AIM OF THE EXERCISE: Reply with nothing but the number of lines in the data below where the word "Edit" occurs.

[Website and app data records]

━━━━━━━━━━━━━━━━

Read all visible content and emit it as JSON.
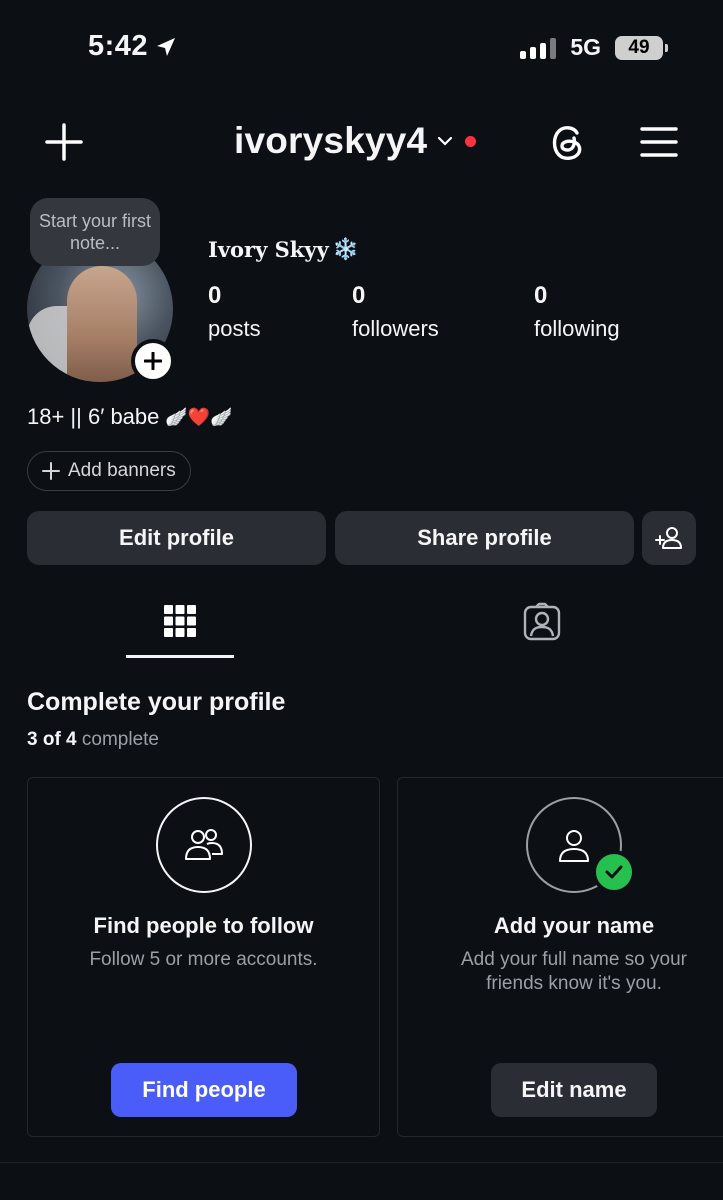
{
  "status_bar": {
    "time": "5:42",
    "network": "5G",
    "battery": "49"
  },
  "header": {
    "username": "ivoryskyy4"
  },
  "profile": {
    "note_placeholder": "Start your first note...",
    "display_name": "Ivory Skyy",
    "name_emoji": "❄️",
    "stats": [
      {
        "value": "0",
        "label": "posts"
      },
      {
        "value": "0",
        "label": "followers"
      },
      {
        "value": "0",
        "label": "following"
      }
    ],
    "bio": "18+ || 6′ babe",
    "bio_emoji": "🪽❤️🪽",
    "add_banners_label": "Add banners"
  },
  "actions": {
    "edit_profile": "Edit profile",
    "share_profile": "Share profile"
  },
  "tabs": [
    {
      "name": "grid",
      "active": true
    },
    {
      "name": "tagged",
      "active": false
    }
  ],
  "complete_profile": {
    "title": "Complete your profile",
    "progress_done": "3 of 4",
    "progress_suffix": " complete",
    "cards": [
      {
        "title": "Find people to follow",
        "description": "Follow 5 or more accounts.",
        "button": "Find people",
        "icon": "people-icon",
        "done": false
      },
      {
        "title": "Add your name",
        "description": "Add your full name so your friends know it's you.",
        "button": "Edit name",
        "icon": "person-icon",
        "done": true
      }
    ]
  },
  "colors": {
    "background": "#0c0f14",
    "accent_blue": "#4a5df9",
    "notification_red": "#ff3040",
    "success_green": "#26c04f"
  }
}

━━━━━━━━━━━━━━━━

WRITTEN SOLUTION: 2